Michael Bolton, along with James Bach created the Rapid Software Testing class from which this session was greatly condensed. I’ve never taken the course, but I’ve read a lot of Michael’s writings and one of my my past employee’s – Eric Jacobson – took the class, so I knew most of the material going in. I’m glad that there were few surprises – showed that maybe I understood what I’ve read! That being said, there were some choice points that I was able to synthesize with my experiences over the past eight years.
You don’t ever have “not enough time to test.”
Testers often complain that they never have enough time to get all the testing done. We should know that it is impossible to get all of the testing done. For example, try using as inputs all the possible values between 0 and 1. Now 1 and 2. And so on. But we certainly have enough time – we have all the time we’re given. And that’s enough to test as much as we can within that time, by definition.

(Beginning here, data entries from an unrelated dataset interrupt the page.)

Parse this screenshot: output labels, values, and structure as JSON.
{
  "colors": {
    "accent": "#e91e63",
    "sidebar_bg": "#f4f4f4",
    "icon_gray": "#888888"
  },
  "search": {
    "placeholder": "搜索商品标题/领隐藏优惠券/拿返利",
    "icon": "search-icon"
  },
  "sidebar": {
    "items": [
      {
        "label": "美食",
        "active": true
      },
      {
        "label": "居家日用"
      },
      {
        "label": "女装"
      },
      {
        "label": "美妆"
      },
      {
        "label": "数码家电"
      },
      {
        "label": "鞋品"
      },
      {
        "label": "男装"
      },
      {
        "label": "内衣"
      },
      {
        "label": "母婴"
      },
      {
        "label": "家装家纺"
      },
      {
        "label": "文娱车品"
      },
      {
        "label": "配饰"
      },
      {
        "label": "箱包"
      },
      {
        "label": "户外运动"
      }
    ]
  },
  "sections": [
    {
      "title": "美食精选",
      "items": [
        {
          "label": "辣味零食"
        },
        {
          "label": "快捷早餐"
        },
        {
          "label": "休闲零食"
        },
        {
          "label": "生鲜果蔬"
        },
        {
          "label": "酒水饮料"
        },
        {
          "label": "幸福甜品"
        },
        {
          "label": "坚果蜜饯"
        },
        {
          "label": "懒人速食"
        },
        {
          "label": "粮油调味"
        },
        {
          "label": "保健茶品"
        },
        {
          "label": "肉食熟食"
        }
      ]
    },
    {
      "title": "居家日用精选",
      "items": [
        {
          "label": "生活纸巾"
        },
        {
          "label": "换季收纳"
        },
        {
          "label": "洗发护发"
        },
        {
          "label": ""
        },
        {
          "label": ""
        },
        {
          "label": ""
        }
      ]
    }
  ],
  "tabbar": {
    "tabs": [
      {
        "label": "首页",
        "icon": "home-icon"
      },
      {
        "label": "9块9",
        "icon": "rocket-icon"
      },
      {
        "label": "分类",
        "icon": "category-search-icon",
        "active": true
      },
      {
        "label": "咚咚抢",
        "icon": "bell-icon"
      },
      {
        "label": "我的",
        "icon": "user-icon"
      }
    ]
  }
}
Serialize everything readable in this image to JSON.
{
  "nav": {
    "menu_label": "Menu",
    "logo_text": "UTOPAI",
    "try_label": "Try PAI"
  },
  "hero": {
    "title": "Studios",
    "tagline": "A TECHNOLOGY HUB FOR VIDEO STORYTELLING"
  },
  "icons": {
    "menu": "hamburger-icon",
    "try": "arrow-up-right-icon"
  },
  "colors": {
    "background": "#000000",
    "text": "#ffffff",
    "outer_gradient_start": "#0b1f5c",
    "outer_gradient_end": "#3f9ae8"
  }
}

It sounds a bit flip, and I guess it is. I tried that with my management a few years ago when they asked me how long it would take to test something. I responded that we’d test as much as we could given the time allotted. They were never really pleased about me answering in that way. I don’t blame them – it’s frustrating when other people don’t have an answer that you can fool yourself into thinking is real and then turn around and blame those people when that answer turns out wrong. (Read that again, I’m pretty sure it makes sense!)
Nowadays I don’t predict how long it will take to test a release or a feature, I predict how much work a team will complete (and that includes testing) in any given period of time based on past performance, in 2-4 week increments. But that’s another story.
“Bugs prevent you from finding bugs.”
Any tester should know this – the act of examining, reproducing, and writing bugs prevents you from more testing. If there are a lot of bugs, you can’t complete much testing at all! The takeaway from this class is that makes it very important that you test as rapidly as you can to counteract this effect. That’s true. And the approaches and techniques discussed in the class were invaluable – I recommend the class!
But testing faster isn’t the total solution. We also need to stop producing bugs in the first place. The best way I’ve found to do this is Acceptance Test Driven Development (or BDD, or Executable Specifications). Write your story/spec and include examples – examples that can be run to verify functionality and to use as regression. I should be quick to mention these aren’t acceptance tests, but more appropriately “rejection checks.” With these examples, we’re not defining the spec, but rather framing it. They don’t stand alone and are not independent of the story they describe. Take the “Petals on the Rose” dice game. Teams, not knowing the rules, come up with a number of passing tests, and often it leads to an isomorphic version of the specification, if not the actual ruleset. These tests would be a fine set of rejection checks for the
story but the story – the ruleset for the game – still has to be there.
“Testing is not about probing for functional correctness.”
That’s what the above Acceptance Tests are for; they make sure the system does what we, and the customer, expects. And unit testing is for making sure the code works. Testing is looking for problems we don’t expect. We don’t need to learn about expected functionality – we already know about that. Testing is about finding the problems that may lead to loss of customer value. Things we *don’t* expect. If we can anticipate these things and get them included as part of our stories and acceptance tests, fine. But sometimes we need to actually see/touch parts of the working system to discover the presence and possibility of such problems. That’s testing.
And that’s what I synthesized today.